RECORDS SHOWN -
# # # # #
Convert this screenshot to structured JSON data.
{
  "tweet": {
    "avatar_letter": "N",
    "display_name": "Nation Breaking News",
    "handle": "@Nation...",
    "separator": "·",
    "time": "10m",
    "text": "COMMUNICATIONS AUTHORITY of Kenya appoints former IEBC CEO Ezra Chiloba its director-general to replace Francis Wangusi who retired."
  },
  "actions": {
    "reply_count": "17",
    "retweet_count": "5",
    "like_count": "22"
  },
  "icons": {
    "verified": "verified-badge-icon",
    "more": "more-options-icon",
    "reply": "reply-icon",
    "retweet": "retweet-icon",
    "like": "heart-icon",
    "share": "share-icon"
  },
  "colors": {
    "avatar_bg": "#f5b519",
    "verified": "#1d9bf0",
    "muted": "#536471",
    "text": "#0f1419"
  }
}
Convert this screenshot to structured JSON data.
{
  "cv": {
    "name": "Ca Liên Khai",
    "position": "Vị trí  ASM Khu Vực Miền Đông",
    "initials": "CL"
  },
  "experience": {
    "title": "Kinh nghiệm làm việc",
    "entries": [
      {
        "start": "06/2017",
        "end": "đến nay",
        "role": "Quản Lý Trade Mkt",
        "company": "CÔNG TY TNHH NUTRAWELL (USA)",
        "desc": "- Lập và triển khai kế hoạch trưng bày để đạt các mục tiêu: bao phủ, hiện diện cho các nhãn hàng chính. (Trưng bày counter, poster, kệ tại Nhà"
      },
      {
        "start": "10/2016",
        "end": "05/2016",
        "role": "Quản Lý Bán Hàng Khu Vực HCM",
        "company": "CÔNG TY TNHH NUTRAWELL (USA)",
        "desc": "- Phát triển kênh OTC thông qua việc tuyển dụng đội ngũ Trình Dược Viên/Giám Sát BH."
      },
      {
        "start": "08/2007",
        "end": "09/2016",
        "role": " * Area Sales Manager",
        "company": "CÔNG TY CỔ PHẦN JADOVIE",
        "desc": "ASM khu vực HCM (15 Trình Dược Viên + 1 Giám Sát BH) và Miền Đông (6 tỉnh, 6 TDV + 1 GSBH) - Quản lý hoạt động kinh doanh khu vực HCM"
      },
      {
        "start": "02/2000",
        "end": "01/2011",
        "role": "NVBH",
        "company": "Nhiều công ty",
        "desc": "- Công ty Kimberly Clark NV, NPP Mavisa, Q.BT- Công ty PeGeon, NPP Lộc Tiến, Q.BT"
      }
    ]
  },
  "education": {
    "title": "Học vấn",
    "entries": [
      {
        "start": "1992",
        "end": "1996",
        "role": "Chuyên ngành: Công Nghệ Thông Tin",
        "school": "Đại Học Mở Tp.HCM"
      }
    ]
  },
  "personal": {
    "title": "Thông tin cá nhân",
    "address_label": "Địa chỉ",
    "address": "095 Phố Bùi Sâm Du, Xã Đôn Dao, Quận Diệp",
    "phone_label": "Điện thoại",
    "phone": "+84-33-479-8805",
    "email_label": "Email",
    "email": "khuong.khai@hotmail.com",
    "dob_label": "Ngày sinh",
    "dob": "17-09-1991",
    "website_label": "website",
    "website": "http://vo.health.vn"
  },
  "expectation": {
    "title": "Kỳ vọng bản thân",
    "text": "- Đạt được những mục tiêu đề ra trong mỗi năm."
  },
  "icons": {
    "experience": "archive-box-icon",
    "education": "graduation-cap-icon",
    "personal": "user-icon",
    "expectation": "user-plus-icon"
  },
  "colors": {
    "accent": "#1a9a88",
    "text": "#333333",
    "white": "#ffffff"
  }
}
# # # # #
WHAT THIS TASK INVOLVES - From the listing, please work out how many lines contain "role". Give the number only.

EXERCISE ANSWER - 5